Douglas, Colin: Colin is just over a year older than me but started club cycling at a much younger age. This is quite significant as a teenager and it took some time for us to become friends and ultimately head to the Alps for a month long bike vacation at the end of 1989.
Andy Brewster writes:
He started young and was in the Broughty Velo from the early 80's until its demise. A strong rider with an all-rounder's physique, Colin was a firm believer in the idea of cycling as no more than a state of mind. This served as an inspiration to younger and less physically talented riders like me, but was never more true than of the man himself. With his mind on the job in hand, Colin was a great rider with Hinault-like determination and a good sprint and although not a natural climber, could stay up there with the best of them by strength and willpower alone. But lack of focus could be his undoing: influences outside of cycling and possibly a hint of self doubt often led to him chucking it for months on end. He's probably had more comebacks than Mohammud Ali and George Foreman put together.

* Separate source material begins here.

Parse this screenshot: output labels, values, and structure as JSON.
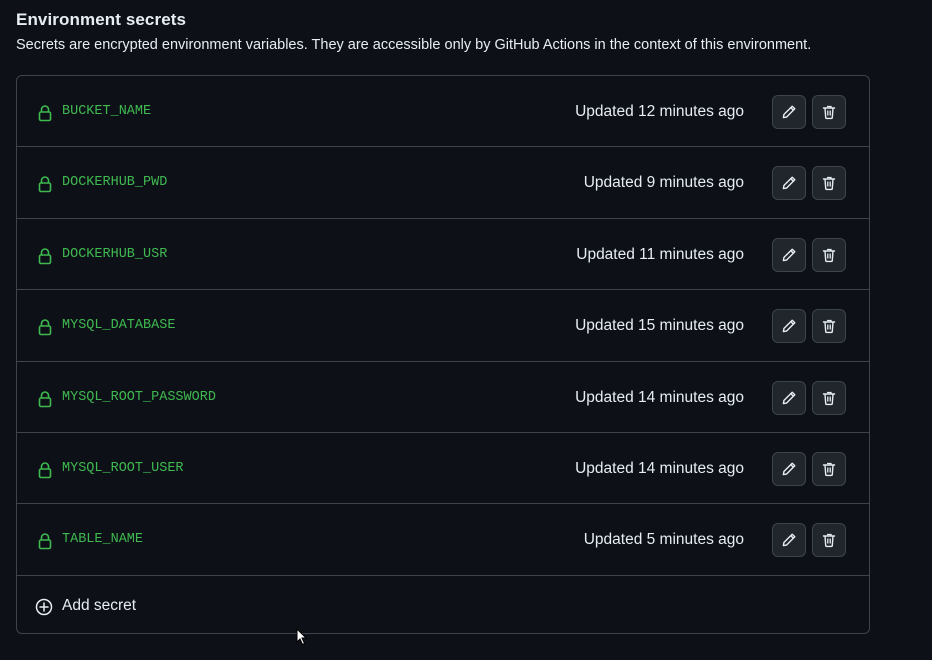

He had a no-nonsense, all-or-nothing kind of approach to the sport and tended not to get involved in detailed analysis of techniques, equipment, or situations. One time, when the merits of various types of hills were being discussed, Colin's contribution was "I like flat hills".
This was written before Colin’s great 2009 comeback. In a very short period Colin got fit, shedding a fair bit of weight, got right into the latest bike and training technology and successfully rode La Marmotte sportive in the Alps (Glandon, Telegraph, Galibier, Alpe d’Huez). Andy Brewster now adds:
“It’s a pleasure to see him back again on the bike at 40 with the old determination still intact (especially into a puss wind climbing up Glenshee with me on his wheel - cheers Colin)”
Dyer, Ian: Awesomely large and strong rider from the early Broughty Velo days through to late 80s. Unfortunately his ambition fell way short of his physical capacity. Ian could do just about anything on a bike and was a top class tester, sprinter, climber and bike handler. He could out-sprint almost anyone without getting out of the saddle. Ian loved to torture weaker riders but rarely went out with the main Dundee bunch. When he did things could get interesting. I remember Tony Hastie trying it on up the Knapp one night. The large group contained only a few guys who knew Ian and they kept quiet. Needless to say Tony was ultimately shelled and only super-fly Eddie Flynn could hold him and they disappeared. Going out with the bunch did also reveal his Achiles heal - endurance. Winter 1989 Ian rode some of the longer runs and could suffer towards the end. I was truly flying that winter and stamina was my strongest point and for that one short period I think he may have actually respected a mortal such as me! Ian makes his first appearance here.
Darnell, Ian: Ian was a student in Dundee in the mid 90s and I met him on a few bike rides. Was a handy climber both then and now. Did not really get to know him at that time. When I was offered a job at Schlumberger (now Tokheim) in 1998 Phil Morris recommended I speak to Ian for advice. Ian basically said it was a bit of a shambles and stressy and many of the best engineers were leaving. I took the job anyway and Ian was spot on - two years was enough for me. In 2002 with Ian, Phil, Andy Brewster, Drew Lambourne and Jeroen Westerink we did a week of biking in the Ardennes and since then Ian and I have been ignoring each others career advice on a regular basis. Locations include Nice and Vosges in 2003, Alps in 2004 and Vosges in 2008. In 2005 Ian moved to Brugges in Belgium for a year which meant he was just down the road (200km or so) and we did a few bike rides including the Tour of Flanders sportive.